Go over the data and work out how many lines include the word "this". Give that number only.
- Opening Delimiter -
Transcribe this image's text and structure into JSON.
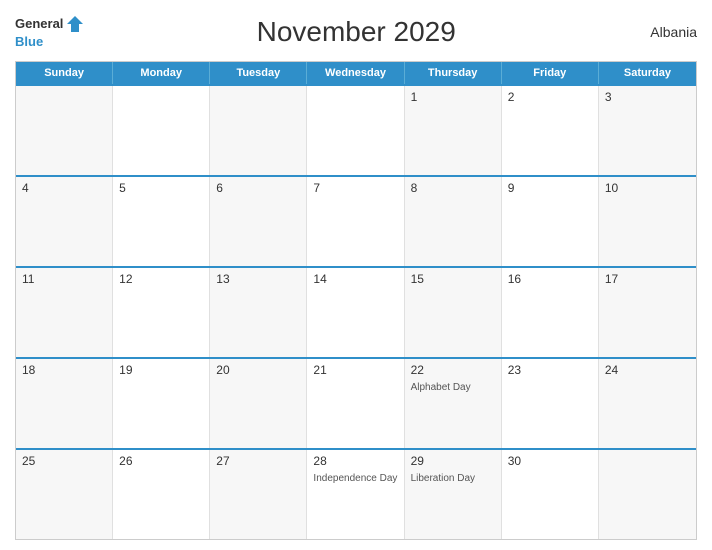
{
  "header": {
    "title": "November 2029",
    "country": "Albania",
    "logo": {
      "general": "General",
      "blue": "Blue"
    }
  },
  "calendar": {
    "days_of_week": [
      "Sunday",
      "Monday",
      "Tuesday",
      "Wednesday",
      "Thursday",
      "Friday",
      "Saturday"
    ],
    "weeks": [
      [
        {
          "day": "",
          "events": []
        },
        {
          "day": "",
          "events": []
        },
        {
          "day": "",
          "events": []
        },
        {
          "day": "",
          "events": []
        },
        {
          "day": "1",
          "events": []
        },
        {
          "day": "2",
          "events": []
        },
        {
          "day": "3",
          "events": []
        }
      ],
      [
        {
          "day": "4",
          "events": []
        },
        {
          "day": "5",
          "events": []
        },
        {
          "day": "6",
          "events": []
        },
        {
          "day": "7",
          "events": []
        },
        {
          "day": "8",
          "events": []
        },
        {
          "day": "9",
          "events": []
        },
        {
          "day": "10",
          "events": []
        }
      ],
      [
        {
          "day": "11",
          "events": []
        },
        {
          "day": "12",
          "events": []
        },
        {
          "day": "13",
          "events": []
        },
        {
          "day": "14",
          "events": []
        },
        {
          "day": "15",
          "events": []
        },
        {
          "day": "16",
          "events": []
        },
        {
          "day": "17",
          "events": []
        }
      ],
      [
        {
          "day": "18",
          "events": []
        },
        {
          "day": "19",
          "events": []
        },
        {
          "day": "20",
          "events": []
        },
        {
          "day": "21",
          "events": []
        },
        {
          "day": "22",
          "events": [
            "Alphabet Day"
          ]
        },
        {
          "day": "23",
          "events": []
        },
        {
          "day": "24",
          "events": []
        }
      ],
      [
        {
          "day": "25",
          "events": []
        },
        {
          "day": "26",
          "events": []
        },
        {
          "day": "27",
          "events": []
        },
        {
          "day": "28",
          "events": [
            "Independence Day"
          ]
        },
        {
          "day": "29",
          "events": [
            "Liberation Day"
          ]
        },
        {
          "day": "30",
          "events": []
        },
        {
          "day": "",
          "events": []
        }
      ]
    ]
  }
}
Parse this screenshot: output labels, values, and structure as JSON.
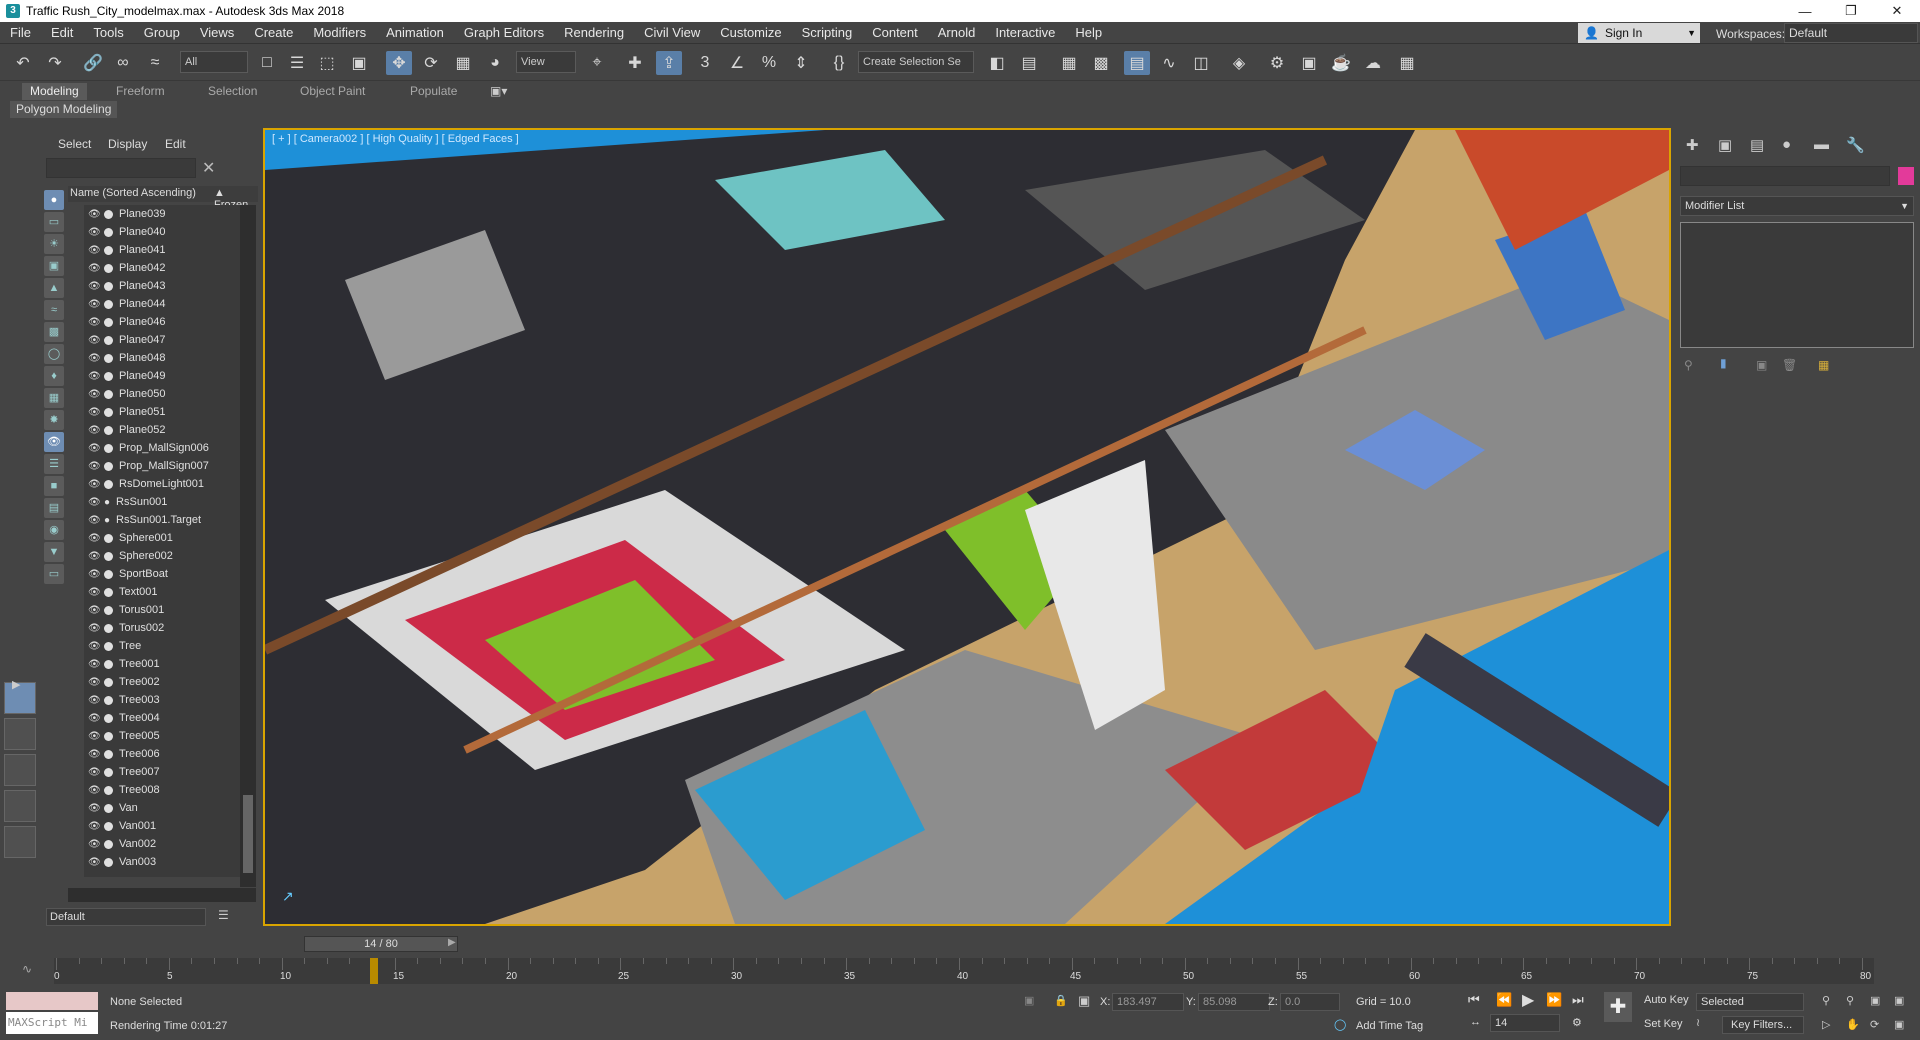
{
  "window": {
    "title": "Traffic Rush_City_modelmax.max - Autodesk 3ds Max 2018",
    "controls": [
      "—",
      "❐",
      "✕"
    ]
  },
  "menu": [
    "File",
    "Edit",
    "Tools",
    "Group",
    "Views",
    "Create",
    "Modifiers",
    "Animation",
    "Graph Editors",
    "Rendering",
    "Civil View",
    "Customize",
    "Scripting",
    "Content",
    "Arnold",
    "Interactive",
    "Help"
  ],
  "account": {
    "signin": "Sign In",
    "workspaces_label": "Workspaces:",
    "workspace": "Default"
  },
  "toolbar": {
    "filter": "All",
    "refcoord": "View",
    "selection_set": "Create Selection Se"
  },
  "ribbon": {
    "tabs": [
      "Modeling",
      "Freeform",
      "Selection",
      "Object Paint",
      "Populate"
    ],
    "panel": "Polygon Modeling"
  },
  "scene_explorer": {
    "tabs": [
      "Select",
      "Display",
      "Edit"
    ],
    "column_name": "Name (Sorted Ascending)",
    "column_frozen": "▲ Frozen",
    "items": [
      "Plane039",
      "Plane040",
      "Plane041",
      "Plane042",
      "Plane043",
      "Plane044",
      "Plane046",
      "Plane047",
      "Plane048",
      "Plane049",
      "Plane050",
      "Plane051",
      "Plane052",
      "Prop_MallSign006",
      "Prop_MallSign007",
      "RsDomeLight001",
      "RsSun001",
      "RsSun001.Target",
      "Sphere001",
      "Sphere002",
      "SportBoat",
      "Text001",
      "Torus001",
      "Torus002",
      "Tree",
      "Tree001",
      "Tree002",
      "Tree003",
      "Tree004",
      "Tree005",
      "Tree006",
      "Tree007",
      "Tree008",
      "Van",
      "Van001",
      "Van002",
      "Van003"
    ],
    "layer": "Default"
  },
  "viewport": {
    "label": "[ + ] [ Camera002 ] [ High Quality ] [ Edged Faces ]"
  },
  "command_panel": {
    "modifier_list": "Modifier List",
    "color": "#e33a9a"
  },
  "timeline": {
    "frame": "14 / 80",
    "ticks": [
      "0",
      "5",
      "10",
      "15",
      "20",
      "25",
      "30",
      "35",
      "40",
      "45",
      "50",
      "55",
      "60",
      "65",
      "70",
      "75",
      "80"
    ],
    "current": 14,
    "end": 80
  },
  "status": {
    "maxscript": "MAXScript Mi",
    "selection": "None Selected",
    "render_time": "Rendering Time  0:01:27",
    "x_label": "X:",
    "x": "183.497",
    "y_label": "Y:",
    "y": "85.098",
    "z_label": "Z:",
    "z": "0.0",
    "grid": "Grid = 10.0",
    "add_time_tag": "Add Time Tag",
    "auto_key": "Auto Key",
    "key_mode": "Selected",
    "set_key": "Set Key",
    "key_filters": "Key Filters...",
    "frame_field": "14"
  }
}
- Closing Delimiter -
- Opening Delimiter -
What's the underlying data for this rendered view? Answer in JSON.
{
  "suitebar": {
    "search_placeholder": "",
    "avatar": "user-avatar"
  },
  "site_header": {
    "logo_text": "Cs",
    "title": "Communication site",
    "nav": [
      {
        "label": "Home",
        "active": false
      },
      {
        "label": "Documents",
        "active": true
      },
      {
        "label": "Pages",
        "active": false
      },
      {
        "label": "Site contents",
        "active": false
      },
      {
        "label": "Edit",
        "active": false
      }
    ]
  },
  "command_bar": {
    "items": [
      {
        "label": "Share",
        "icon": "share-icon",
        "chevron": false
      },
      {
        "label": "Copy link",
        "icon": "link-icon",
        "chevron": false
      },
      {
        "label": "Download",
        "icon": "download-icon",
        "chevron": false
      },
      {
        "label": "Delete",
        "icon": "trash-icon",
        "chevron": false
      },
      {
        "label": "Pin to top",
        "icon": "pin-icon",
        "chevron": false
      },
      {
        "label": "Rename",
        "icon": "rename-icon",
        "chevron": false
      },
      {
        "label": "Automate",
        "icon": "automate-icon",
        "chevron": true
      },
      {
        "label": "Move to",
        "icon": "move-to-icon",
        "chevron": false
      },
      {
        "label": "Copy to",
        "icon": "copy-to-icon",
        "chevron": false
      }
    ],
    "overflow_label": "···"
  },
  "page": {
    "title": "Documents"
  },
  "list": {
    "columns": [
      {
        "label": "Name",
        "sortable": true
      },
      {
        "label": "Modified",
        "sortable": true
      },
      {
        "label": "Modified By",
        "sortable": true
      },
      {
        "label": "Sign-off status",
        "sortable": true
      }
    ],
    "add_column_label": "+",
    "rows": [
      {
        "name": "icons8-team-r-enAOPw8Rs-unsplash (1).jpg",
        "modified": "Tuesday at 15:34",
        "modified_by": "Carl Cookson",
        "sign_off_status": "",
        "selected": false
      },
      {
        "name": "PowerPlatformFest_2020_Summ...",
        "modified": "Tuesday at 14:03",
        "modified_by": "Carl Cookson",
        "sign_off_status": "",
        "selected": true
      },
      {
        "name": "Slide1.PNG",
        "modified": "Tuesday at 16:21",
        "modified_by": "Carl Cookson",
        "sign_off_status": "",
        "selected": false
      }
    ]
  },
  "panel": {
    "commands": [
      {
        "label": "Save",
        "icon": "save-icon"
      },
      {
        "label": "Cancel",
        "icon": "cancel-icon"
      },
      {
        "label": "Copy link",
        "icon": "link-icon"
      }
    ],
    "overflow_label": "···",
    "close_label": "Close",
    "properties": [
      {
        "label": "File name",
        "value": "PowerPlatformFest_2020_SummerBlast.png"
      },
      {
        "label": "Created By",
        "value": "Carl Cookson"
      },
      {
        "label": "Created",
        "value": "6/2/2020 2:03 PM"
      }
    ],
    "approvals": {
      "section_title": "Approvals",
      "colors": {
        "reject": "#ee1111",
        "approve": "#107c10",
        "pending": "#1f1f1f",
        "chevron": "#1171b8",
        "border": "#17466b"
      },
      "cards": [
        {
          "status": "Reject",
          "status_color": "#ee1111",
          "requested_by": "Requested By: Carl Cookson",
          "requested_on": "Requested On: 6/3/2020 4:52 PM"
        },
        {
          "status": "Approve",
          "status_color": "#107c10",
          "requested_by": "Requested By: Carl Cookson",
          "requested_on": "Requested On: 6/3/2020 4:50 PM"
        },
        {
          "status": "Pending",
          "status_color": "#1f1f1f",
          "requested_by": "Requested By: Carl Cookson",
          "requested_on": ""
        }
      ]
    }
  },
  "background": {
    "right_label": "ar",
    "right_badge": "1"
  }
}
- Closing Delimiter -
Final answer: 3